What *cannot* be left unitless are the D values. A slider that covers everything from insulating aerogel to highly conductive silver is a bit impractical so there are *some* restrictions on what you can model.

### Floating or not

If T_{Below} is set to 0 then it is assumed that the lowest surface makes no thermal contact, so the temperature can "float". In fact this can simulate something like heat sealing of a symmetrical structure - it's not that the middle of the heat seal is "floating", it's just that via symmetry we can calculate what's happening via this numerical trick. So you can simulate an 8-layer sealing process with a 4-layer model.

### Thermal Contact Resistance

This model assumes that the top heat source is in perfect contact with the top layer and the heat can flow with infinite ease. In practice there is a thermal contact resistance from imperfections in contact. It can be modelled in the Contacts app. I could add a thermal resistance input, but that would make the interface even more complex!

### Numerics

The calculations are numerical interations based on cutting the layers into virtual slices of thickness hStep and calculating what's happened after a short time interval of tStep. If you choose a larger hStep calculations are faster but you lose detail of smaller layers. If you go smaller in hStep the calculations can blow up (you see nothing in the graph or get funny lines). The fix is to reduce the tStep value, but then calculations are doubly slower. The default values of 5 are fine for many purposes but if you need very fine detail (small hStep) then you might need a small tStep.

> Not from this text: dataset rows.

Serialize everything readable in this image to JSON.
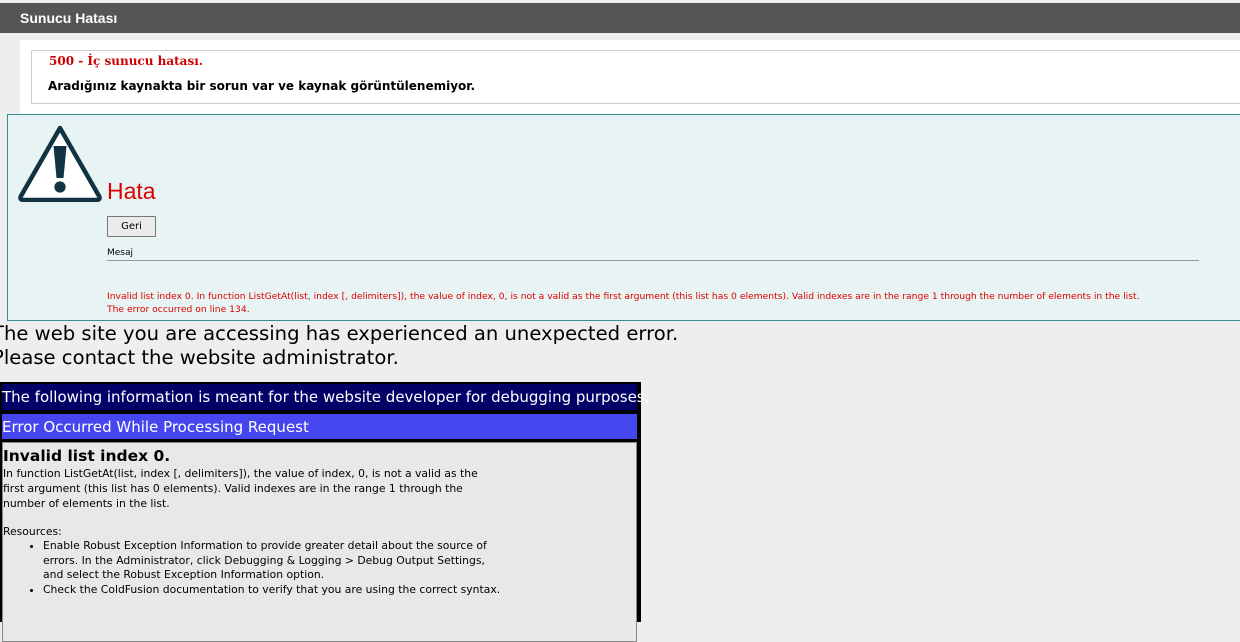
{
  "topbar": {
    "title": "Sunucu Hatası"
  },
  "iis": {
    "title": "500 - İç sunucu hatası.",
    "message": "Aradığınız kaynakta bir sorun var ve kaynak görüntülenemiyor."
  },
  "cf_panel": {
    "heading": "Hata",
    "back_button": "Geri",
    "message_label": "Mesaj",
    "error_line1": "Invalid list index 0. In function ListGetAt(list, index [, delimiters]), the value of index, 0, is not a valid as the first argument (this list has 0 elements). Valid indexes are in the range 1 through the number of elements in the list.",
    "error_line2": "The error occurred on line 134."
  },
  "notice": {
    "line1": "The web site you are accessing has experienced an unexpected error.",
    "line2": "Please contact the website administrator."
  },
  "debug": {
    "header": "The following information is meant for the website developer for debugging purposes.",
    "subheader": "Error Occurred While Processing Request",
    "error_title": "Invalid list index 0.",
    "detail_line1": "In function ListGetAt(list, index [, delimiters]), the value of index, 0, is not a valid as the",
    "detail_line2": "first argument (this list has 0 elements). Valid indexes are in the range 1 through the",
    "detail_line3": "number of elements in the list.",
    "resources_label": "Resources:",
    "resources": [
      {
        "line1": "Enable Robust Exception Information to provide greater detail about the source of",
        "line2": "errors. In the Administrator, click Debugging & Logging > Debug Output Settings,",
        "line3": "and select the Robust Exception Information option."
      },
      {
        "line1": "Check the ColdFusion documentation to verify that you are using the correct syntax."
      }
    ]
  }
}
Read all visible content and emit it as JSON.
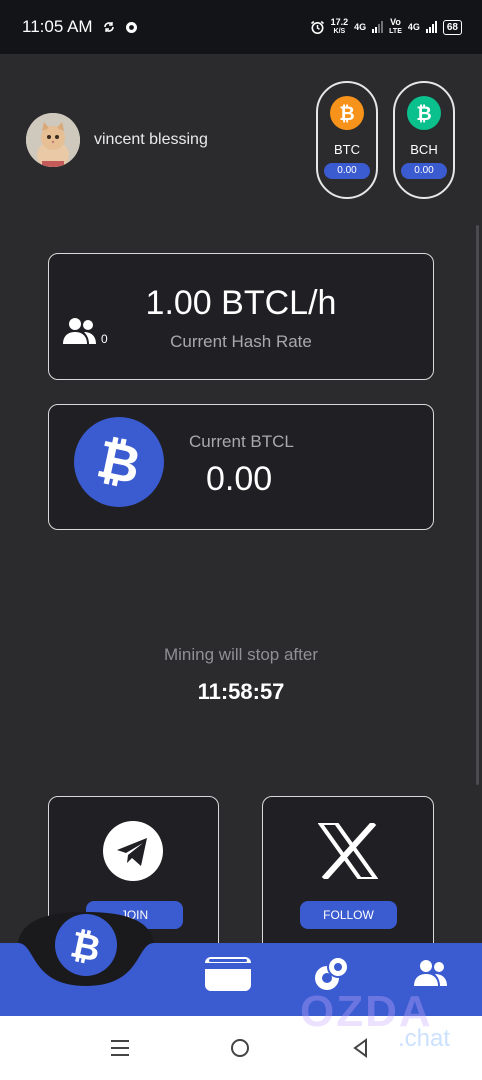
{
  "status_bar": {
    "time": "11:05 AM",
    "net_speed_value": "17.2",
    "net_speed_unit": "K/S",
    "network_1": "4G",
    "network_vo": "Vo",
    "network_lte": "LTE",
    "network_2": "4G",
    "battery": "68"
  },
  "profile": {
    "username": "vincent blessing"
  },
  "coins": [
    {
      "symbol": "BTC",
      "value": "0.00",
      "color": "#f7931a"
    },
    {
      "symbol": "BCH",
      "value": "0.00",
      "color": "#0ac18e"
    }
  ],
  "hash_card": {
    "rate": "1.00 BTCL/h",
    "label": "Current Hash Rate",
    "referral_count": "0"
  },
  "balance_card": {
    "label": "Current BTCL",
    "value": "0.00"
  },
  "mining": {
    "message": "Mining will stop after",
    "timer": "11:58:57"
  },
  "social": {
    "telegram_button": "JOIN",
    "x_button": "FOLLOW"
  },
  "watermark": {
    "brand": "OZDA",
    "suffix": ".chat"
  },
  "colors": {
    "accent": "#3b5bd1",
    "background": "#2b2b2e",
    "card": "#1f1f24"
  },
  "icons": {
    "bottom_nav": [
      "bitcoin-icon",
      "wallet-icon",
      "coins-icon",
      "team-icon"
    ],
    "system_nav": [
      "recents-icon",
      "home-icon",
      "back-icon"
    ]
  }
}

If you have a slow device then you need a larger hStep and a larger tStep, but again, too large in tStep and the calculation will blow up.